MLS is no stranger to being stuck in a situation where it has to discipline a superstar. David Beckham and Thierry Henry were both suspended for on-field transgressions during their stints in MLS, so it shouldn’t be considered too shocking if league officials look at the Ibrahimovic choke/handshake/love tap and decide now is a time to show the rest of the league that nobody is above the law. Not even the player who recently said he “is” MLS.
Why a suspension? There’s no way around the fact that Ibrahimovic is just two weeks removed from the incident at Real Salt Lake where he talked trash to RSL defender Nedum Onuoha, then entered the RSL locker room after the match. He may have gone there to presumably make piece with Onuoha, but the English defender wasn’t having it, rejected the olive branch and proceeded to bash Ibrahimovic in post-game interviews, calling him a thug and intimating that the former Manchester United, FC Barcelona and Paris Saint Germain star was given preferential treatment by MLS.
Onuoha’s complaints sounded a lot like whining — at least the complaints about trash talking that included physical threats — but Ibrahimovic’s impromptu locker room visit left a clear impression that he was somehow able to do whatever he wants.
Ibrahimovic didn’t face any punishment for the incidents at RSL — in part because there was no established policy expressly forbidding Ibrahimovic from visiting the RSL locker room — but the whole series of incidents — the trash talking and the locker room non-apology — became an international story, and not the kind MLS could be too happy about.

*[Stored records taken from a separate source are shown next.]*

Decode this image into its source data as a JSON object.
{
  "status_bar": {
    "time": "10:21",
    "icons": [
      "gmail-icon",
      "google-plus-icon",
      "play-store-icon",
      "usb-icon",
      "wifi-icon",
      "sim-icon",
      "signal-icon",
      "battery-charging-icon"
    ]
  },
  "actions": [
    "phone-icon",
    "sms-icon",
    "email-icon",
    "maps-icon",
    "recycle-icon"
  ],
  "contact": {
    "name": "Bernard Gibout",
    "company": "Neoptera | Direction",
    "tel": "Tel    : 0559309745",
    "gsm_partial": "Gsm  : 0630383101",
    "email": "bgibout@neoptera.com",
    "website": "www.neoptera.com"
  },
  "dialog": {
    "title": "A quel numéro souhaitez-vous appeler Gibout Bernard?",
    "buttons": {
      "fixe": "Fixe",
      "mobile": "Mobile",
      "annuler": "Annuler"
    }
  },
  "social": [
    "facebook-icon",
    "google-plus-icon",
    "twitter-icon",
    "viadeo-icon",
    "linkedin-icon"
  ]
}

Here we are, two weeks later, and Ibrahimovic is at the center of controversy again, only this time MLS has a rule in place that could lead to some punishment. Coincidentally enough, it was Henry who was known to get too handsy with opponents, delivering not-so-playful head pats (more like slaps) that eventually led to league policy forbidding it. Now, with clear video evidence of Ibrahimovic placing his hand on the throat of an opponent, even if it wasn’t the Bruce Lee death grip Johnson made it out to be, MLS has recourse for delivering some punishment.
A one-game suspension would send just enough of a message to Ibrahimovic that he needs to start behaving better, and also letting the rest of the league know that no player is immune from justice. That being said, it probably doesn’t hurt that the Galaxy’s next match is a home game against the league’s worst team, the winless Colorado Rapids. After three games in eight days, all Galaxy losses, Ibrahimovic could probably use a game off anyway, so as far as suspensions go, a one-game suspension against the worst team in MLS is pretty light, more hard slap on the wrist than squeeze of the throat.
Anything more than that would be a bit excessive, though probably not to those who feel like he has already gotten away with plenty. The reality is his “choke” of Johnson wasn’t exactly Patrick Swayze’s killer throat grab in Road House, even if Johnson did everything but tear open some blood packets to sell the damage. As theatrical as Johnson’s reaction was, it didn’t change the fact that Ibrahimovic shouldn’t be grabbing an opponent by the throat, not gently or forcefully.
It was the type of incident MLS needs to punish in order to send a message to Ibrahimovic that, while he may be the league’s biggest star, he isn’t too big a star to escape punishment.